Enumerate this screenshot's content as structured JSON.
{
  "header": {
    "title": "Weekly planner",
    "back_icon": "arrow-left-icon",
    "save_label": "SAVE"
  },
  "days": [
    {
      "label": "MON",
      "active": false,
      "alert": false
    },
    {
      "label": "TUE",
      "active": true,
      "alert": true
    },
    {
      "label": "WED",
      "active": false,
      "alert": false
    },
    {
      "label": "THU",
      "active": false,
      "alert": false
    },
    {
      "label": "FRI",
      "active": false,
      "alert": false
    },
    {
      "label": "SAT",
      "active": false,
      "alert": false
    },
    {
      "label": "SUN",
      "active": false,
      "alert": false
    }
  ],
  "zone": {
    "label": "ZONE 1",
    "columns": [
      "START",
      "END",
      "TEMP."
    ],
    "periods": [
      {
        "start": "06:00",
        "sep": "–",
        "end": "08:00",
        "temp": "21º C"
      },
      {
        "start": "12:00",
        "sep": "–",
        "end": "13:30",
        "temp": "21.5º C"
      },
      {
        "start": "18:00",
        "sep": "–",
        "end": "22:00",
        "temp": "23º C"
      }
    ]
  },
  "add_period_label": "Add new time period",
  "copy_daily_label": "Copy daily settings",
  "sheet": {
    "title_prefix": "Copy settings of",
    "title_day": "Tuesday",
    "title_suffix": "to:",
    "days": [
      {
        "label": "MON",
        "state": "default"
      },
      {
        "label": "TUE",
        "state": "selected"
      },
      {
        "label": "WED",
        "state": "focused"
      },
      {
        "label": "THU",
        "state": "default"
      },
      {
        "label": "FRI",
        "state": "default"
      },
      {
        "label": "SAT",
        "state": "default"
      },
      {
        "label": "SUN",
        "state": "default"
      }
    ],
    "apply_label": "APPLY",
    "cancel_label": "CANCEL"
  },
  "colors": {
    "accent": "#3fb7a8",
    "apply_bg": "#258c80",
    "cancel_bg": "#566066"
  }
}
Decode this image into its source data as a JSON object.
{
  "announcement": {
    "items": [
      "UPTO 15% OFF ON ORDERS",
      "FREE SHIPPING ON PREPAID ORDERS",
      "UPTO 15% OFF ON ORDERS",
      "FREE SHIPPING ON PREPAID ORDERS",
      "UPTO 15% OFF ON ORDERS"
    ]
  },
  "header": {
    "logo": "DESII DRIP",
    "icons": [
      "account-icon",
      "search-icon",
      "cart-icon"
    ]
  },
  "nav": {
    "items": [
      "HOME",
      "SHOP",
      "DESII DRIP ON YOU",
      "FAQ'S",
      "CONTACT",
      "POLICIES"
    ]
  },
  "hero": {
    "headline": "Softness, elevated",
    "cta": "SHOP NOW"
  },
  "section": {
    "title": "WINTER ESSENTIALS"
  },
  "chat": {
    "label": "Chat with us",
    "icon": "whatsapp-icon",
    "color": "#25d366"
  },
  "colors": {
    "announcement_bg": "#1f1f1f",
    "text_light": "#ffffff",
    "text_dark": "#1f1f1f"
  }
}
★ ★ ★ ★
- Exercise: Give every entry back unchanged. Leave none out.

- Problem solution:
Enumerate this screenshot's content as structured JSON.
{
  "header": {
    "title": "Weekly planner",
    "back_icon": "arrow-left-icon",
    "save_label": "SAVE"
  },
  "days": [
    {
      "label": "MON",
      "active": false,
      "alert": false
    },
    {
      "label": "TUE",
      "active": true,
      "alert": true
    },
    {
      "label": "WED",
      "active": false,
      "alert": false
    },
    {
      "label": "THU",
      "active": false,
      "alert": false
    },
    {
      "label": "FRI",
      "active": false,
      "alert": false
    },
    {
      "label": "SAT",
      "active": false,
      "alert": false
    },
    {
      "label": "SUN",
      "active": false,
      "alert": false
    }
  ],
  "zone": {
    "label": "ZONE 1",
    "columns": [
      "START",
      "END",
      "TEMP."
    ],
    "periods": [
      {
        "start": "06:00",
        "sep": "–",
        "end": "08:00",
        "temp": "21º C"
      },
      {
        "start": "12:00",
        "sep": "–",
        "end": "13:30",
        "temp": "21.5º C"
      },
      {
        "start": "18:00",
        "sep": "–",
        "end": "22:00",
        "temp": "23º C"
      }
    ]
  },
  "add_period_label": "Add new time period",
  "copy_daily_label": "Copy daily settings",
  "sheet": {
    "title_prefix": "Copy settings of",
    "title_day": "Tuesday",
    "title_suffix": "to:",
    "days": [
      {
        "label": "MON",
        "state": "default"
      },
      {
        "label": "TUE",
        "state": "selected"
      },
      {
        "label": "WED",
        "state": "focused"
      },
      {
        "label": "THU",
        "state": "default"
      },
      {
        "label": "FRI",
        "state": "default"
      },
      {
        "label": "SAT",
        "state": "default"
      },
      {
        "label": "SUN",
        "state": "default"
      }
    ],
    "apply_label": "APPLY",
    "cancel_label": "CANCEL"
  },
  "colors": {
    "accent": "#3fb7a8",
    "apply_bg": "#258c80",
    "cancel_bg": "#566066"
  }
}
Decode this image into its source data as a JSON object.
{
  "announcement": {
    "items": [
      "UPTO 15% OFF ON ORDERS",
      "FREE SHIPPING ON PREPAID ORDERS",
      "UPTO 15% OFF ON ORDERS",
      "FREE SHIPPING ON PREPAID ORDERS",
      "UPTO 15% OFF ON ORDERS"
    ]
  },
  "header": {
    "logo": "DESII DRIP",
    "icons": [
      "account-icon",
      "search-icon",
      "cart-icon"
    ]
  },
  "nav": {
    "items": [
      "HOME",
      "SHOP",
      "DESII DRIP ON YOU",
      "FAQ'S",
      "CONTACT",
      "POLICIES"
    ]
  },
  "hero": {
    "headline": "Softness, elevated",
    "cta": "SHOP NOW"
  },
  "section": {
    "title": "WINTER ESSENTIALS"
  },
  "chat": {
    "label": "Chat with us",
    "icon": "whatsapp-icon",
    "color": "#25d366"
  },
  "colors": {
    "announcement_bg": "#1f1f1f",
    "text_light": "#ffffff",
    "text_dark": "#1f1f1f"
  }
}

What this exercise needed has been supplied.